Brian Long didn’t initially join the queue of job applicants who hoped to succeed the city’s former police chief Jeff Smythe when he retired from his position this spring.
Although he was serving as one of the police department’s two assistant chiefs when Smythe gave up the helm, Long’s first instinct as a 26-year veteran of the city’s police force was to take himself out of the running for the department’s top job.
“I had some concerns about my tenure and the time that I had left,” Long recalled in an interview earlier this week. “The way I look at it is that if start mowing your yard, I want to finish mowing your yard.”
Long’s decision to bow out of contention may’ve seemed like so many grass clippings under the mower blade by the time that Burlington’s city manager Hardin Watkins revealed his original pick for the police chief’s position over the summer.
On August 10, Watkins announced that he’d tapped Rich Austin, a small town police chief from Georgia, to replace Smythe, who had likewise headed a modest police force outside North Carolina before he took over Burlington’s police department in 2014.
Things nevertheless took an unexpected turn later that month when Austin abruptly backed away from the city manager’s offer. This time, Long opted to dust off his résumé when the city manager returned to his search, and his decision paid off two weeks ago when Watkins announced Long’s selection as the city’s new chief of police.
Long, who officially began his tenure as chief last Tuesday, is slated to take a formal oath of office in a public ceremony at Burlington’s historic railroad depot on Friday afternoon. In the meantime, the newly installed chief has already begun to settle in to his elevated position at the city’s police department.
Although Long is quick to point out that he’s barely a week into his tenure as chief, he makes no bones about the vision that he has for the agency to which he has dedicated his entire career.
“The biggest thing right now is that we’re concerned about our staffing,” Long went on explain. “We have a high call volume right now…and we want to create a work environment where officers have to ability to do police work that they enjoy and have an impact on the community.”
Long’s attentiveness to the community is more than a mere rhetorical flourish for this longtime law enforcement professional.
A native of Burlington, Long embarked on a career in public safety not long after he graduated from Western High School in 1990. The future police chief initially studied criminal justice technology at Alamance County College before he matriculated to Mt. Olive University, where went on to receive a B.A. in criminology and criminal justice.
Long was soon able to put his degree to good use when joined Burlington’s municipal police force on the first day of January in 1995.
Like many new officers, Long began his stint with the department as a regular beat cop in the patrol unit. It wasn’t long before he was promoted to the department’s investigative division, where he wound up assigned to two federal details – a DEA task force as a narcotics investigator and an anti-fraud squad that reported to the U.S. Secret Service. Long expanded his experience with the feds even further in 2014 when he did a turn in Quantico, Virginia as participant in the FBI’s 258th National Academy.

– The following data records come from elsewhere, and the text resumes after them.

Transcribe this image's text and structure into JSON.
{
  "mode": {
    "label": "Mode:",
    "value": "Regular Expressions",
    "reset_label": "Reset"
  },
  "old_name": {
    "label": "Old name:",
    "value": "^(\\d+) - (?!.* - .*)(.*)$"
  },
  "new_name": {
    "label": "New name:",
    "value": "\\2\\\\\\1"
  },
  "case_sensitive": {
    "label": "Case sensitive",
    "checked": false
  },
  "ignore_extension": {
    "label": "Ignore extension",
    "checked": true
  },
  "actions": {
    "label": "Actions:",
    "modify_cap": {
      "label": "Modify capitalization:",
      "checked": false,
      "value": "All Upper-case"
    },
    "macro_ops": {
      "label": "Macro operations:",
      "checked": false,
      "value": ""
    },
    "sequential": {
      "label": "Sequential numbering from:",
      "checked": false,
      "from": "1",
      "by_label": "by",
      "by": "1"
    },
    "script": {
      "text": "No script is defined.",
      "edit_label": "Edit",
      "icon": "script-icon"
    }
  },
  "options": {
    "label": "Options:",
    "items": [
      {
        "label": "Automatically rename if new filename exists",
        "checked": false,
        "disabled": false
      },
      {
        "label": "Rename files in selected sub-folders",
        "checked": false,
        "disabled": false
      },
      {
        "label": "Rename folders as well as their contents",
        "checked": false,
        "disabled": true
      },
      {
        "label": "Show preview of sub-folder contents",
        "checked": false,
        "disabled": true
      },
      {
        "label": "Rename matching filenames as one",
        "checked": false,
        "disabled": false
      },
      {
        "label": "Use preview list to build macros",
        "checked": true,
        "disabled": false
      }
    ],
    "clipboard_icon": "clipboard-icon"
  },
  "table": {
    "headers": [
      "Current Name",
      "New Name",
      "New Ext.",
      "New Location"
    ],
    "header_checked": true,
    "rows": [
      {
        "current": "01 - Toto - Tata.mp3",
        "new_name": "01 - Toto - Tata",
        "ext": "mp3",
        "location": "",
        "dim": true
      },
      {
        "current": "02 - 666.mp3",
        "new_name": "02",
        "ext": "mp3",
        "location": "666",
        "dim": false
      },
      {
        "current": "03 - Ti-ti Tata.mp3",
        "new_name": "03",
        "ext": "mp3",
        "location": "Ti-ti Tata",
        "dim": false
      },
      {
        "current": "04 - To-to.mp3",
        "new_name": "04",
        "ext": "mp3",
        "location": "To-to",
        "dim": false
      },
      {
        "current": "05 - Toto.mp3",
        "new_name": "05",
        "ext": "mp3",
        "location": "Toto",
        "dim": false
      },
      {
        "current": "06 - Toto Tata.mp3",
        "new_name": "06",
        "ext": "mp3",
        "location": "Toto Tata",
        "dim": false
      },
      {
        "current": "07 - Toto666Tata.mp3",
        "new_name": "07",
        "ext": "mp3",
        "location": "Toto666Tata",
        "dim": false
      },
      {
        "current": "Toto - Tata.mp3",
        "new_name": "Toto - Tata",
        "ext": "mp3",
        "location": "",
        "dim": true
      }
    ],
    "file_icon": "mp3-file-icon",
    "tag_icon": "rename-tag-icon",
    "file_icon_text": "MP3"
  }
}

By the time he left Quantico, Long had already begun his ascent through the leadership ranks of the city’s police department. As a member of the agency’s top brass, the city’s future police chief had been a leading exponent in the use of intelligence as a crime-fighting tool. He has been particularly instrumental in shifting the department’s strategy for personnel allocation from a traditional model based on incident reports to one that relies on intelligence about violent crimes to distribute patrol officers. Long has also been an advocate of better, more innovative responses to mental health crises and has spearheaded the department’s co-responder program, which pairs officers with mental health professionals when they go out on mental health calls.
“My staff wants to do joint work with other law enforcement agencies. I’ve already had good conversations with other chiefs in the area, and we’re all committed to the same goal, which is to have the safest community that we can.” – Brian Long, Burlington’s new chief of police
In his new role as Burlington’s police chief, Long is determined to see his contributions to law enforcement extend beyond the borders of his own jurisdiction. Among his priorities as chief is to encourage interagency collaboration whenever it’s prudent.
“My staff wants to do joint work with other law enforcement agencies,” he stressed. “I’ve already had good conversations with other chiefs in the area, and we’re all committed to the same goal, which is to have the safest community that we can.”
Long goes on to concede that his interest in the community isn’t just limited to the area of law enforcement. Among his extracurricular activities, the city’s new chief of police serves as a board member for the local chapter of the United Way and is part of the Alumni Council at Alamance Community College.
Long also spends much of his free time in the company of his wife, Melissa, and his three daughters, who range in age from 14 to 28. He admits that he’s especially partial to family outings at the lake and gatherings at the Virginia International Raceway to see cars maneuver at speeds that would ordinarily have him reach for his ticket book.
When all is said and done, Long admits that these small slices of life are the very things he has worked to protect throughout his career with the police department.
“I think the most important thing is that I started my career working in the community, and I want to end my career working in the community,” he said. “I’m just overwhelmed with excitement to get going.”